→ TASK INPUTS:
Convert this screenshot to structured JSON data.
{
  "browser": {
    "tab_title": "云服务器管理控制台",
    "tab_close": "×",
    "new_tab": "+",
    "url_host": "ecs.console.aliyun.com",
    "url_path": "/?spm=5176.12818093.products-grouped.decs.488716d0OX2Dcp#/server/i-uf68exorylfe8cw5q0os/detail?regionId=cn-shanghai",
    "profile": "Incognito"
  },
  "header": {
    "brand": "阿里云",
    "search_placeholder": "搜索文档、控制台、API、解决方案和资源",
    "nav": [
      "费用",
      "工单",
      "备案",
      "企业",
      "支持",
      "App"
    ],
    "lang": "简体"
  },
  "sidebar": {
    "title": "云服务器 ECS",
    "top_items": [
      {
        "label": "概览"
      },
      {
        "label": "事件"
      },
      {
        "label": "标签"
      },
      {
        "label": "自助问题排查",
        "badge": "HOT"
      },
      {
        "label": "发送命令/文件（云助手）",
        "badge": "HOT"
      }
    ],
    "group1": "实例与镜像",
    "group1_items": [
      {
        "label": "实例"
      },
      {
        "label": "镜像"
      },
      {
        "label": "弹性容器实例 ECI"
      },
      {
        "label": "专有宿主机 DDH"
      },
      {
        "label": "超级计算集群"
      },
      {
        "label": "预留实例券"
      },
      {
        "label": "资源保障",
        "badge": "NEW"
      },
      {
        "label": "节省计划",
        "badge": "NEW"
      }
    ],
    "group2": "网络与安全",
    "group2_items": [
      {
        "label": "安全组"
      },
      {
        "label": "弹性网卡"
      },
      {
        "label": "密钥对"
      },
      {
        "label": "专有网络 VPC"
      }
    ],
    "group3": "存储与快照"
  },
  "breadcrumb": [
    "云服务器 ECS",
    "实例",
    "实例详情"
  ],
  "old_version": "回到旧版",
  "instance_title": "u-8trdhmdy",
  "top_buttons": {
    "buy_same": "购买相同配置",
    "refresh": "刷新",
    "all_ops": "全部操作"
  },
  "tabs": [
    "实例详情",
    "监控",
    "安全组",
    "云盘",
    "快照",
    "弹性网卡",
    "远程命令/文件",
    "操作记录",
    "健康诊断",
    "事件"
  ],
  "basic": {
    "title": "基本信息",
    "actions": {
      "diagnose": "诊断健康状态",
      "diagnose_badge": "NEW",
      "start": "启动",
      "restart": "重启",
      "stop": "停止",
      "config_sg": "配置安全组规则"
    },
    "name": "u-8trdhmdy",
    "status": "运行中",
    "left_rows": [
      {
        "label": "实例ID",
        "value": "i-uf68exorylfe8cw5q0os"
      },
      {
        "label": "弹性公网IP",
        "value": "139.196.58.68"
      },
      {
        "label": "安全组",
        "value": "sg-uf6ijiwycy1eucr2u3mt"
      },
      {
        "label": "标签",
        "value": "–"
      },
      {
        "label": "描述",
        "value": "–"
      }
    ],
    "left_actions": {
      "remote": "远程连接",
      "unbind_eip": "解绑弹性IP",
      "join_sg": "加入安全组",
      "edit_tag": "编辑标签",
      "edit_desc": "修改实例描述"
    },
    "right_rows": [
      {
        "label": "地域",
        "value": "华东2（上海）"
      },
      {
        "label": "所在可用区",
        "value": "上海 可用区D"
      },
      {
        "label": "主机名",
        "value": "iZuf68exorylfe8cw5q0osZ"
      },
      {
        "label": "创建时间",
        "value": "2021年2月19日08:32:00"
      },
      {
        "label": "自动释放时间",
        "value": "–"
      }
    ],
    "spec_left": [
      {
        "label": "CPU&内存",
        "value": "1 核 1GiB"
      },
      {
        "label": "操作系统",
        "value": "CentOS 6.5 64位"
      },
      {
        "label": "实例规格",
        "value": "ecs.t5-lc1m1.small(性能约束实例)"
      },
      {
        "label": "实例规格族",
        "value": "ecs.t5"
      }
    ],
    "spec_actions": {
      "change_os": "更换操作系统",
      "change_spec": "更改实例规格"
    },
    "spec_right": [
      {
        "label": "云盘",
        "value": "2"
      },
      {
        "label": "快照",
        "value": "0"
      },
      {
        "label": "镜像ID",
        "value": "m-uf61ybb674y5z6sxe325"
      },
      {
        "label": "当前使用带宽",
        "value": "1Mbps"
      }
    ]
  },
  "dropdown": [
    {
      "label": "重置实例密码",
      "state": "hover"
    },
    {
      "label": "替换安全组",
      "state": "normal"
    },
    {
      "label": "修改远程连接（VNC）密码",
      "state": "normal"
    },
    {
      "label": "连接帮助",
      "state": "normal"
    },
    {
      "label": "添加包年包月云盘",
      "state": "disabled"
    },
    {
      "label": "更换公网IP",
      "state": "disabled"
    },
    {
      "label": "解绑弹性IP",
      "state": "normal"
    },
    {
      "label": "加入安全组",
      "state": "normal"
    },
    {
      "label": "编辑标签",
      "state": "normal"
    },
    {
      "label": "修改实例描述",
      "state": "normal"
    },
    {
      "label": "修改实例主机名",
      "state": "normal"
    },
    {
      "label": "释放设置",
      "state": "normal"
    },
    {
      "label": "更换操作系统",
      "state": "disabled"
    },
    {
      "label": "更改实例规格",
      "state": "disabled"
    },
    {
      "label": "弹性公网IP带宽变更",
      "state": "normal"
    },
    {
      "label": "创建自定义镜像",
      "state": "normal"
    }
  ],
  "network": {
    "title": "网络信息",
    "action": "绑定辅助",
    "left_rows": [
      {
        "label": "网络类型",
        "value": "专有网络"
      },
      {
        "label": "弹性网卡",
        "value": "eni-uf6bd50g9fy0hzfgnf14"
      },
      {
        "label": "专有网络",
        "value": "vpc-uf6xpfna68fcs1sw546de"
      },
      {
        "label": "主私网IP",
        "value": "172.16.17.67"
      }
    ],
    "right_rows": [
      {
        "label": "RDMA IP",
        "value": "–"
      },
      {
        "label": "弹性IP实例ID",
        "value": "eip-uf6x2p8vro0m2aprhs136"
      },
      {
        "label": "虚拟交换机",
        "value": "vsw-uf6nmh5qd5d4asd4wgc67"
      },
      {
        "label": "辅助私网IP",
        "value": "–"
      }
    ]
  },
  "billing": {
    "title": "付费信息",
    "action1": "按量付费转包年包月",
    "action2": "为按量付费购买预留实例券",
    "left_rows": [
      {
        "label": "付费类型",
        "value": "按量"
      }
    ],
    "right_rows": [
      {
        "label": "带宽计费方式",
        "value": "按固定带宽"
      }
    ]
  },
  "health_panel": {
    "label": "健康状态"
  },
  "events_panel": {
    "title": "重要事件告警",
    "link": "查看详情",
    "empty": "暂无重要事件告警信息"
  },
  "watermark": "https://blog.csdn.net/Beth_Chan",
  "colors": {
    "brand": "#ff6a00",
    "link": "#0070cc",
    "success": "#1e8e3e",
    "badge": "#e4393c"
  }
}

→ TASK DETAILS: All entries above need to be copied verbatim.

→ RESPONSE FOR THIS EXERCISE:
Convert this screenshot to structured JSON data.
{
  "browser": {
    "tab_title": "云服务器管理控制台",
    "tab_close": "×",
    "new_tab": "+",
    "url_host": "ecs.console.aliyun.com",
    "url_path": "/?spm=5176.12818093.products-grouped.decs.488716d0OX2Dcp#/server/i-uf68exorylfe8cw5q0os/detail?regionId=cn-shanghai",
    "profile": "Incognito"
  },
  "header": {
    "brand": "阿里云",
    "search_placeholder": "搜索文档、控制台、API、解决方案和资源",
    "nav": [
      "费用",
      "工单",
      "备案",
      "企业",
      "支持",
      "App"
    ],
    "lang": "简体"
  },
  "sidebar": {
    "title": "云服务器 ECS",
    "top_items": [
      {
        "label": "概览"
      },
      {
        "label": "事件"
      },
      {
        "label": "标签"
      },
      {
        "label": "自助问题排查",
        "badge": "HOT"
      },
      {
        "label": "发送命令/文件（云助手）",
        "badge": "HOT"
      }
    ],
    "group1": "实例与镜像",
    "group1_items": [
      {
        "label": "实例"
      },
      {
        "label": "镜像"
      },
      {
        "label": "弹性容器实例 ECI"
      },
      {
        "label": "专有宿主机 DDH"
      },
      {
        "label": "超级计算集群"
      },
      {
        "label": "预留实例券"
      },
      {
        "label": "资源保障",
        "badge": "NEW"
      },
      {
        "label": "节省计划",
        "badge": "NEW"
      }
    ],
    "group2": "网络与安全",
    "group2_items": [
      {
        "label": "安全组"
      },
      {
        "label": "弹性网卡"
      },
      {
        "label": "密钥对"
      },
      {
        "label": "专有网络 VPC"
      }
    ],
    "group3": "存储与快照"
  },
  "breadcrumb": [
    "云服务器 ECS",
    "实例",
    "实例详情"
  ],
  "old_version": "回到旧版",
  "instance_title": "u-8trdhmdy",
  "top_buttons": {
    "buy_same": "购买相同配置",
    "refresh": "刷新",
    "all_ops": "全部操作"
  },
  "tabs": [
    "实例详情",
    "监控",
    "安全组",
    "云盘",
    "快照",
    "弹性网卡",
    "远程命令/文件",
    "操作记录",
    "健康诊断",
    "事件"
  ],
  "basic": {
    "title": "基本信息",
    "actions": {
      "diagnose": "诊断健康状态",
      "diagnose_badge": "NEW",
      "start": "启动",
      "restart": "重启",
      "stop": "停止",
      "config_sg": "配置安全组规则"
    },
    "name": "u-8trdhmdy",
    "status": "运行中",
    "left_rows": [
      {
        "label": "实例ID",
        "value": "i-uf68exorylfe8cw5q0os"
      },
      {
        "label": "弹性公网IP",
        "value": "139.196.58.68"
      },
      {
        "label": "安全组",
        "value": "sg-uf6ijiwycy1eucr2u3mt"
      },
      {
        "label": "标签",
        "value": "–"
      },
      {
        "label": "描述",
        "value": "–"
      }
    ],
    "left_actions": {
      "remote": "远程连接",
      "unbind_eip": "解绑弹性IP",
      "join_sg": "加入安全组",
      "edit_tag": "编辑标签",
      "edit_desc": "修改实例描述"
    },
    "right_rows": [
      {
        "label": "地域",
        "value": "华东2（上海）"
      },
      {
        "label": "所在可用区",
        "value": "上海 可用区D"
      },
      {
        "label": "主机名",
        "value": "iZuf68exorylfe8cw5q0osZ"
      },
      {
        "label": "创建时间",
        "value": "2021年2月19日08:32:00"
      },
      {
        "label": "自动释放时间",
        "value": "–"
      }
    ],
    "spec_left": [
      {
        "label": "CPU&内存",
        "value": "1 核 1GiB"
      },
      {
        "label": "操作系统",
        "value": "CentOS 6.5 64位"
      },
      {
        "label": "实例规格",
        "value": "ecs.t5-lc1m1.small(性能约束实例)"
      },
      {
        "label": "实例规格族",
        "value": "ecs.t5"
      }
    ],
    "spec_actions": {
      "change_os": "更换操作系统",
      "change_spec": "更改实例规格"
    },
    "spec_right": [
      {
        "label": "云盘",
        "value": "2"
      },
      {
        "label": "快照",
        "value": "0"
      },
      {
        "label": "镜像ID",
        "value": "m-uf61ybb674y5z6sxe325"
      },
      {
        "label": "当前使用带宽",
        "value": "1Mbps"
      }
    ]
  },
  "dropdown": [
    {
      "label": "重置实例密码",
      "state": "hover"
    },
    {
      "label": "替换安全组",
      "state": "normal"
    },
    {
      "label": "修改远程连接（VNC）密码",
      "state": "normal"
    },
    {
      "label": "连接帮助",
      "state": "normal"
    },
    {
      "label": "添加包年包月云盘",
      "state": "disabled"
    },
    {
      "label": "更换公网IP",
      "state": "disabled"
    },
    {
      "label": "解绑弹性IP",
      "state": "normal"
    },
    {
      "label": "加入安全组",
      "state": "normal"
    },
    {
      "label": "编辑标签",
      "state": "normal"
    },
    {
      "label": "修改实例描述",
      "state": "normal"
    },
    {
      "label": "修改实例主机名",
      "state": "normal"
    },
    {
      "label": "释放设置",
      "state": "normal"
    },
    {
      "label": "更换操作系统",
      "state": "disabled"
    },
    {
      "label": "更改实例规格",
      "state": "disabled"
    },
    {
      "label": "弹性公网IP带宽变更",
      "state": "normal"
    },
    {
      "label": "创建自定义镜像",
      "state": "normal"
    }
  ],
  "network": {
    "title": "网络信息",
    "action": "绑定辅助",
    "left_rows": [
      {
        "label": "网络类型",
        "value": "专有网络"
      },
      {
        "label": "弹性网卡",
        "value": "eni-uf6bd50g9fy0hzfgnf14"
      },
      {
        "label": "专有网络",
        "value": "vpc-uf6xpfna68fcs1sw546de"
      },
      {
        "label": "主私网IP",
        "value": "172.16.17.67"
      }
    ],
    "right_rows": [
      {
        "label": "RDMA IP",
        "value": "–"
      },
      {
        "label": "弹性IP实例ID",
        "value": "eip-uf6x2p8vro0m2aprhs136"
      },
      {
        "label": "虚拟交换机",
        "value": "vsw-uf6nmh5qd5d4asd4wgc67"
      },
      {
        "label": "辅助私网IP",
        "value": "–"
      }
    ]
  },
  "billing": {
    "title": "付费信息",
    "action1": "按量付费转包年包月",
    "action2": "为按量付费购买预留实例券",
    "left_rows": [
      {
        "label": "付费类型",
        "value": "按量"
      }
    ],
    "right_rows": [
      {
        "label": "带宽计费方式",
        "value": "按固定带宽"
      }
    ]
  },
  "health_panel": {
    "label": "健康状态"
  },
  "events_panel": {
    "title": "重要事件告警",
    "link": "查看详情",
    "empty": "暂无重要事件告警信息"
  },
  "watermark": "https://blog.csdn.net/Beth_Chan",
  "colors": {
    "brand": "#ff6a00",
    "link": "#0070cc",
    "success": "#1e8e3e",
    "badge": "#e4393c"
  }
}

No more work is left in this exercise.